Aaron Roy Confident in Bid for Fourth Career National Championship in 2021
By: Covy Moore Wednesday, March 17, 2021 @ 11:56 AM
AIRDIRE, Alberta – Despite finishing a disappointing No. 8 in the 2020 PBR Canada national standings, three-time champion Aaron Roy says last season was business as usual, despite the slower paced schedule.
“There wasn’t that much downtime for me really,” Roy recalled. “I was still going to three of four a month, between little practice pens and smaller jackpots around here. I never really stopped getting on bulls. It was kind of an average year for me for the amount of things I went to.”
“This sport is still growing, people still want to do it,” the veteran competitor continued. “There are a ton of guys that want to get on bulls, and even in a pandemic it shows. There are guys doing anything to get to get on and going anywhere to get on bulls.”
While skipping a handful of events during the 2020 season was a factor in Roy’s end of year rank, the 33-year-old is quick to point to consistency being the key to success, a concept demonstrated the year’s eventual champion Dakota Buttar.
“It is going to take consistency. I had some bad goes last year at a couple events and that I think that is what cost me. I was still in the Top 10, and I didn’t go to some events that guys went to,” Roy said.
“It just takes consistency to win this thing. Dakota proved it. He stayed on however many bulls, he rode awesome all year, and he was the Canadian champ.”
The 2020 PBR Canada Finals were not exactly picture perfect for Roy.
Going 3-for-5 across the three-day, four-event stretch, Roy says he has all but forgotten about last season’s finals, and is focused on looking forward.
“For a pandemic, it was nice having a few fans there to watch,” the Saskatchewan native said. “Every event really felt like a practice pen all year without fans. You use them to get hyped up when you are getting on. It was a great event, it was well produced.”
“Bulls were good, and guys really came to ride.”

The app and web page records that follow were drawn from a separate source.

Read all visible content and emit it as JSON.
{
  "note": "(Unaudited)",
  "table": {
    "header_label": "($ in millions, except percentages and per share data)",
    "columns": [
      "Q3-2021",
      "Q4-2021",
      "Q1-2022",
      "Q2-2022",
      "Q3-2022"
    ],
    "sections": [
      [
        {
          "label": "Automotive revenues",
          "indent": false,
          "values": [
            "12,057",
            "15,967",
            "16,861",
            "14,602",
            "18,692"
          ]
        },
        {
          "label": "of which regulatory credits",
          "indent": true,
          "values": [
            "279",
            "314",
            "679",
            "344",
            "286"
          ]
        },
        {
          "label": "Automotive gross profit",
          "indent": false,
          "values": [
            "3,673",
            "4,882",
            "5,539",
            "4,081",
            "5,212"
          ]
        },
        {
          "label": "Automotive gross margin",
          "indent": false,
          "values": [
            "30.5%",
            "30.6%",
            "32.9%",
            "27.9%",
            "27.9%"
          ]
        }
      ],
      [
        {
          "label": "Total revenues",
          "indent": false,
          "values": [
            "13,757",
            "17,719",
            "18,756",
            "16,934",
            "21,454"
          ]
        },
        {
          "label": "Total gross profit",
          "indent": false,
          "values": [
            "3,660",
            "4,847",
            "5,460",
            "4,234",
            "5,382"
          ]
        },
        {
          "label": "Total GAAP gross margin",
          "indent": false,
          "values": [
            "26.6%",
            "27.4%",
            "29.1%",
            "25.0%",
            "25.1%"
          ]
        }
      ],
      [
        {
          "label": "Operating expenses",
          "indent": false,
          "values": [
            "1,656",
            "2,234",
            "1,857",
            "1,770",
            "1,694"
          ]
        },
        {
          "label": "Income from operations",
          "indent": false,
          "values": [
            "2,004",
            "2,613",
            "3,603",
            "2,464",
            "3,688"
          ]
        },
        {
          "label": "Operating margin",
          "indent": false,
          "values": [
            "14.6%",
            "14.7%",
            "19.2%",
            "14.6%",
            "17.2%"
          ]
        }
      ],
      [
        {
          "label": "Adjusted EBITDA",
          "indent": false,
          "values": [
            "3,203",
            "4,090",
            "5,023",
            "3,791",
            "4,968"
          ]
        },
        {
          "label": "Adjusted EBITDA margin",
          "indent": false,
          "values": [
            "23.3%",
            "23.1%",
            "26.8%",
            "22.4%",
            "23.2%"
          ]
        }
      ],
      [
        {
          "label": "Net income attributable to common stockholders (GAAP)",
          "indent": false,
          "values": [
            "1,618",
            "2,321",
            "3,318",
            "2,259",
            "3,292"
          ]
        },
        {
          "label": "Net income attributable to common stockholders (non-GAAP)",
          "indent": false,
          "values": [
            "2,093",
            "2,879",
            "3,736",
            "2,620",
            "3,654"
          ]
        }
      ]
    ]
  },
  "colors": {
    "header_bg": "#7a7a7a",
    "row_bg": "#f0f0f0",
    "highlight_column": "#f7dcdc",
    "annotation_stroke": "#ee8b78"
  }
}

Since the 2020 PBR Canada Finals Week, Roy has been working and coaching his son’s hockey team.
With one practice pen under his belt already in 2021, Roy says he will be ready for whenever restrictions allow for events to resume.
“I have been keeping pretty busy, coaching the kids playing hockey. Between work and that it has been busy. I have been to a practice pen already this year. It felt good to get on, I haven’t been on since the finals. I made two pretty good rides.

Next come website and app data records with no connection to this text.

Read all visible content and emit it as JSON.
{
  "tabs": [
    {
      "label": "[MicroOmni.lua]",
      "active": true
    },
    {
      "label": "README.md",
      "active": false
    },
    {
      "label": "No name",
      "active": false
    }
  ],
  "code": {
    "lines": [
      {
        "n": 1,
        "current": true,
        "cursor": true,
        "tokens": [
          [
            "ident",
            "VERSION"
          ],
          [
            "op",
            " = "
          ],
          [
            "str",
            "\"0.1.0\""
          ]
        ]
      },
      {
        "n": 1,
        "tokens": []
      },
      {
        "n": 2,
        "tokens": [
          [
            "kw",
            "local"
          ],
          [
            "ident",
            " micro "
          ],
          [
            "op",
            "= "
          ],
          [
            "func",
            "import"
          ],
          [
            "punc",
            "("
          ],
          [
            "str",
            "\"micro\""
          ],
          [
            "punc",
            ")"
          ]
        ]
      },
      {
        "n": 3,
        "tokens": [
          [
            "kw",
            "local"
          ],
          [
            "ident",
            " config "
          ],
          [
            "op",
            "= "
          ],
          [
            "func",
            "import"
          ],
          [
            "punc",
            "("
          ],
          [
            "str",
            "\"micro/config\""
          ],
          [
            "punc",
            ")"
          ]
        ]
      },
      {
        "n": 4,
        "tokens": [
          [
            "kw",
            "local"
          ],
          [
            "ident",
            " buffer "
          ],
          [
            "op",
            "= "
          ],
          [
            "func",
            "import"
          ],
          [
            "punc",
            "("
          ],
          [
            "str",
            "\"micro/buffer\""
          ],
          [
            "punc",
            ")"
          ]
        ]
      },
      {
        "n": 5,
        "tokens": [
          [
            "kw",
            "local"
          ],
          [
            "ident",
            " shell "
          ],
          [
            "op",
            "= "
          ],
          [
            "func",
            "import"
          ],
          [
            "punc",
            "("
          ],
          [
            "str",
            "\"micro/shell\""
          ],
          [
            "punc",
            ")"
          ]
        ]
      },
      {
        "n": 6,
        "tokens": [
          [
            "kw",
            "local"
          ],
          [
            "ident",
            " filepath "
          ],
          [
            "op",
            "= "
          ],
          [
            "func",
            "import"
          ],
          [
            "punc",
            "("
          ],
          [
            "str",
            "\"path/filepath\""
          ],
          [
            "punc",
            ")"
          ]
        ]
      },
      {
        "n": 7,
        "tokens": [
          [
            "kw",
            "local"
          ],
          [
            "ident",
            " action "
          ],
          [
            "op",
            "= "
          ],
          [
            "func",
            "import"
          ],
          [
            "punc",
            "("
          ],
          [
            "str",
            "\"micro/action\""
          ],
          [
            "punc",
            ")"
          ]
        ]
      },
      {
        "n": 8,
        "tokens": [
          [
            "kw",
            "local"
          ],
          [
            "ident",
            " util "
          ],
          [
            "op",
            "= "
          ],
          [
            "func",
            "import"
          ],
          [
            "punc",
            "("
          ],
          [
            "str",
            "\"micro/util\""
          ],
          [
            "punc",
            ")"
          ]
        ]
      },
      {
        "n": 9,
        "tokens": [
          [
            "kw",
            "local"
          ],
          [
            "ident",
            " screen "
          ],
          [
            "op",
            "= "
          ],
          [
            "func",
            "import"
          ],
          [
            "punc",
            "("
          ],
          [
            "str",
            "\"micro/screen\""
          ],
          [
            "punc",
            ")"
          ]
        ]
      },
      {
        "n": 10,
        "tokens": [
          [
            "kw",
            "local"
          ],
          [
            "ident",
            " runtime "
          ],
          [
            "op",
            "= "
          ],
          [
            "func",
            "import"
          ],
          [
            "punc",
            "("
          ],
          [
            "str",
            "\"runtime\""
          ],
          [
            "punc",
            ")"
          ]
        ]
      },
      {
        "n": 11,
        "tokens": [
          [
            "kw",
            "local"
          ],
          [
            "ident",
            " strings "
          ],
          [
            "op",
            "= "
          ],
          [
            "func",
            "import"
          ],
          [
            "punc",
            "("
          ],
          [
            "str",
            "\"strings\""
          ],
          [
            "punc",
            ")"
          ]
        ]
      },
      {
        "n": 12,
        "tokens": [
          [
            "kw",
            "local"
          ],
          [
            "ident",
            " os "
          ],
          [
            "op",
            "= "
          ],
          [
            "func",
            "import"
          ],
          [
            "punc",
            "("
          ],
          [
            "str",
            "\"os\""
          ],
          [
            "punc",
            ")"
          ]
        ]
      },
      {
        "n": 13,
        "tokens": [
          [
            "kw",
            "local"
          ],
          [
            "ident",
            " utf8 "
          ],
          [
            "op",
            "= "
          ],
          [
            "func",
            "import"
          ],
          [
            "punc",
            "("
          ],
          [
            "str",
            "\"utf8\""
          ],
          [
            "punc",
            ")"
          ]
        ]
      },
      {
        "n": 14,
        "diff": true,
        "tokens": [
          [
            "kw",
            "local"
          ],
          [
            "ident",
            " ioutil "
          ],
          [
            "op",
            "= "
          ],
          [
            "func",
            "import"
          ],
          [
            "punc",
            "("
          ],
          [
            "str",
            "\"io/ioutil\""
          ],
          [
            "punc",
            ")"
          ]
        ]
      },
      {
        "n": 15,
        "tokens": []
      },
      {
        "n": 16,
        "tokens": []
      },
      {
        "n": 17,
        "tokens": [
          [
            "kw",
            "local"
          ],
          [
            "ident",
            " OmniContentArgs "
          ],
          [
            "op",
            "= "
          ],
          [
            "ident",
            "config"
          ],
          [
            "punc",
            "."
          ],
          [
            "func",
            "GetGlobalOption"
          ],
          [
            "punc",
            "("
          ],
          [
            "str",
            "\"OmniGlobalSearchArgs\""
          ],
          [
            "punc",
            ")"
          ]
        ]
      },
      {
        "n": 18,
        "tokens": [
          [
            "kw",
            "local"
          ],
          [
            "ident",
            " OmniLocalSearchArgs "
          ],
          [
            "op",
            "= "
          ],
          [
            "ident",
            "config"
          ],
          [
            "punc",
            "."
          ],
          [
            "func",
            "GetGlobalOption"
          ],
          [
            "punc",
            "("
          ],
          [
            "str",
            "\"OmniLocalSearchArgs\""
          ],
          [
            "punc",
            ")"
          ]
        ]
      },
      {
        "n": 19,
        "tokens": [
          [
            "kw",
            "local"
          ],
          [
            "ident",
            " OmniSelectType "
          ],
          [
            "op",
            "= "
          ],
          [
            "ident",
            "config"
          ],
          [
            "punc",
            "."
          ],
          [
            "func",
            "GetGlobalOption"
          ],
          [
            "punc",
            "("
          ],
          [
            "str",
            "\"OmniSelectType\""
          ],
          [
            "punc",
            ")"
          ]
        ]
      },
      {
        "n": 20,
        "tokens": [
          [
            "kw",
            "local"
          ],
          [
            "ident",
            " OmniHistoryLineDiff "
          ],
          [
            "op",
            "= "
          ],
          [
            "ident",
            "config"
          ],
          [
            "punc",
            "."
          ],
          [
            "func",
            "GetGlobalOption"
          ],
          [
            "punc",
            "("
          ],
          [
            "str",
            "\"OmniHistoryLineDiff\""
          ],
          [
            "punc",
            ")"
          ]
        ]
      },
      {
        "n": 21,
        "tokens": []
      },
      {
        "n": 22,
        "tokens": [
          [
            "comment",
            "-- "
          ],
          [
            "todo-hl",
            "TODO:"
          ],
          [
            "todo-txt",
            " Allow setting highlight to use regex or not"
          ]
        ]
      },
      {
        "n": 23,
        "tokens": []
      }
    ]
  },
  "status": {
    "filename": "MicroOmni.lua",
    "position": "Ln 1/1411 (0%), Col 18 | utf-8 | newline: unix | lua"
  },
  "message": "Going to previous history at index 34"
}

“When they do give us the go ahead, I will be ready. Everybody will be hungry, but I will be hungrier.”
Having competed with the PRB for going on 16 years, Roy is one of, if not the most experienced contender within the PBR Canada ranks.
And with that status comes the questions of retirement.
However, for Roy, he says he won’t consider retirement until he doubts his ability to beat the competition. And with 31 90-point rides, 39 event wins and a trio of PBR Canada titles, Roy says he is confident in his ability to outperform the competition to this day.
“Right now I know I can still compete and beat all the guys in PBR Canada. I will still be going until I have a doubt in my mind that I can beat those guys. You won’t see me again at that point. But for me, right now, I am here to win the Canadian Championship again.”